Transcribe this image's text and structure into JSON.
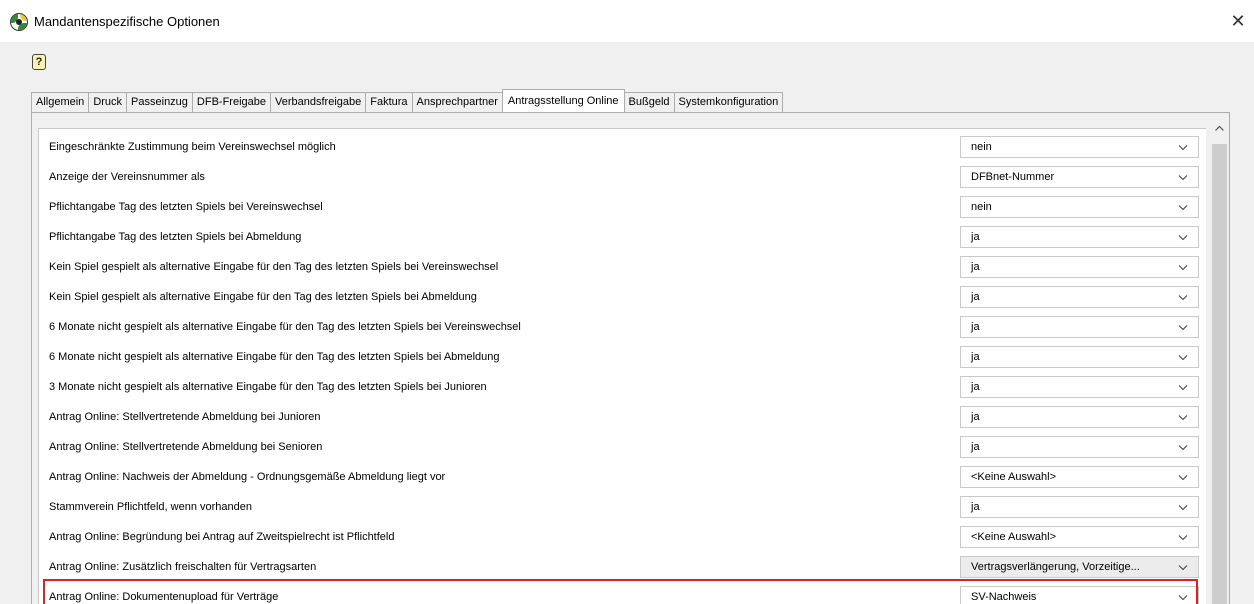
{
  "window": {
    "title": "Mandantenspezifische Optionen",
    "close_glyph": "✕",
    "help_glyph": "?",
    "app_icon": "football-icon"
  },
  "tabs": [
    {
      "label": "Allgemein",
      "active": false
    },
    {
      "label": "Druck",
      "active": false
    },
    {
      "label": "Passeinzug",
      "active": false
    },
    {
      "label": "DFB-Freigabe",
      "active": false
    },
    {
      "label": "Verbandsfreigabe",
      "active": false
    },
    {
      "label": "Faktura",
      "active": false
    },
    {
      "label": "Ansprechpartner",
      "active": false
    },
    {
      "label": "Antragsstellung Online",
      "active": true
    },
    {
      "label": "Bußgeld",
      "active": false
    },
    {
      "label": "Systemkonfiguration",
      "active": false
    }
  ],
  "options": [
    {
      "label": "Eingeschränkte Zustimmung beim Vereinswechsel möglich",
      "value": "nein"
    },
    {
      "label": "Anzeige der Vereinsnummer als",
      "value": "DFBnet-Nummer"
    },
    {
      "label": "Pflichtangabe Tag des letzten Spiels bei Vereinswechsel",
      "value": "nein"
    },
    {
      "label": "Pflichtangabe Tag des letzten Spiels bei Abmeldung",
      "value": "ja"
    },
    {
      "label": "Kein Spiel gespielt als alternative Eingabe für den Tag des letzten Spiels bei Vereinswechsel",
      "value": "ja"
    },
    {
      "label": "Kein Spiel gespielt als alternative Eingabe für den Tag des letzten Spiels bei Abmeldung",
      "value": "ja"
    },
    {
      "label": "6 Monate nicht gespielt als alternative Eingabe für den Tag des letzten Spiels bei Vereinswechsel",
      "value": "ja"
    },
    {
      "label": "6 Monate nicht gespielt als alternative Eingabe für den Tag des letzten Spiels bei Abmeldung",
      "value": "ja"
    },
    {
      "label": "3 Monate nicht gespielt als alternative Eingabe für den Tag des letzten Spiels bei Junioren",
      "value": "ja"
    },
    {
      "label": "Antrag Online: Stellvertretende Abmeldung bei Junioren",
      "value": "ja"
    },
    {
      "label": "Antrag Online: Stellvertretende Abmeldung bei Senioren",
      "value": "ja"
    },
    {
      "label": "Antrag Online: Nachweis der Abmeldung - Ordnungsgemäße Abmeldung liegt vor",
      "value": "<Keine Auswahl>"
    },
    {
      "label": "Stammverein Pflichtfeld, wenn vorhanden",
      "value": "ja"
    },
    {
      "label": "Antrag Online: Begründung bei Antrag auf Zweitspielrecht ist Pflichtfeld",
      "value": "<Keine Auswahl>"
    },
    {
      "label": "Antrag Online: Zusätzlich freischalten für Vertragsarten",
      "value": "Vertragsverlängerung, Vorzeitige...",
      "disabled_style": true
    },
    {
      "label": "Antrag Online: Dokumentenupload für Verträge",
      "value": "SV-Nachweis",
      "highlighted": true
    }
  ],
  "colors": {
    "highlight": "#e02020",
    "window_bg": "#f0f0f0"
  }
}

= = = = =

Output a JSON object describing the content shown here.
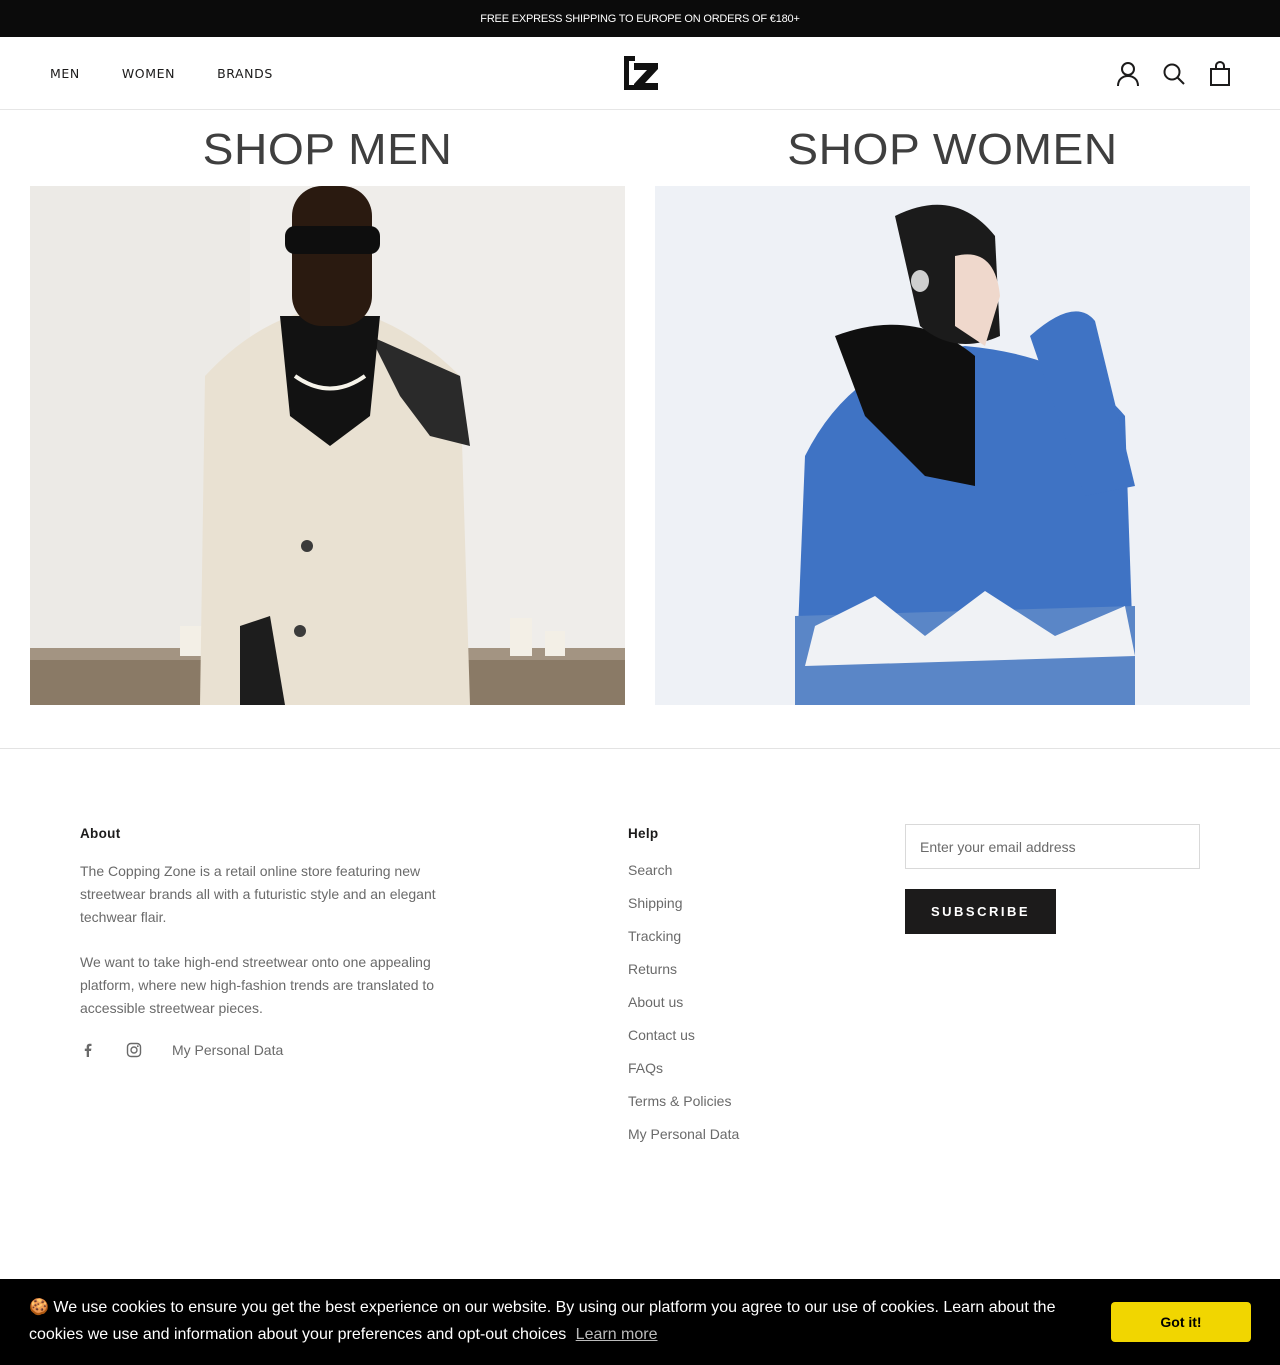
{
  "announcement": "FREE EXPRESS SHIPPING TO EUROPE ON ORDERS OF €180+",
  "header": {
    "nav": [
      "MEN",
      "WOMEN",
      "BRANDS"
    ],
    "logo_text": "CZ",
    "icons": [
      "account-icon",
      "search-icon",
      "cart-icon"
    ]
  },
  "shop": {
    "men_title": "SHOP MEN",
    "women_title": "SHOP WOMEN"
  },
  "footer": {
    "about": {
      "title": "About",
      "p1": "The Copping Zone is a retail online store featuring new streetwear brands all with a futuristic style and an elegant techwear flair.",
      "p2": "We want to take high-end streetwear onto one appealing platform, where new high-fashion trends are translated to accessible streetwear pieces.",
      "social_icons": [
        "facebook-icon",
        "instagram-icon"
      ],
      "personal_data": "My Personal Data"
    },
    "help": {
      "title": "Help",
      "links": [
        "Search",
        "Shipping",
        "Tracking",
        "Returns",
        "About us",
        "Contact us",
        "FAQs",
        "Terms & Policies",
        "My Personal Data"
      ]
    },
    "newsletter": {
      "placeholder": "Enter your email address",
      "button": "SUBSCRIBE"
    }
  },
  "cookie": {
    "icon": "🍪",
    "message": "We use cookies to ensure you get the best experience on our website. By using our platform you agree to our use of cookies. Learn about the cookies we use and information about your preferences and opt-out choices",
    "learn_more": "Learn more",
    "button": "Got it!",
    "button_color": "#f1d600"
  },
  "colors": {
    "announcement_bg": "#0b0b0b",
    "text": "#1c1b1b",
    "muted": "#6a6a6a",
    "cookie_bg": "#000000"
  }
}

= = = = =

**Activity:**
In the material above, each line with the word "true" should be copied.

**Written solution:**
      "active": true
      "disabled_style": true
      "highlighted": true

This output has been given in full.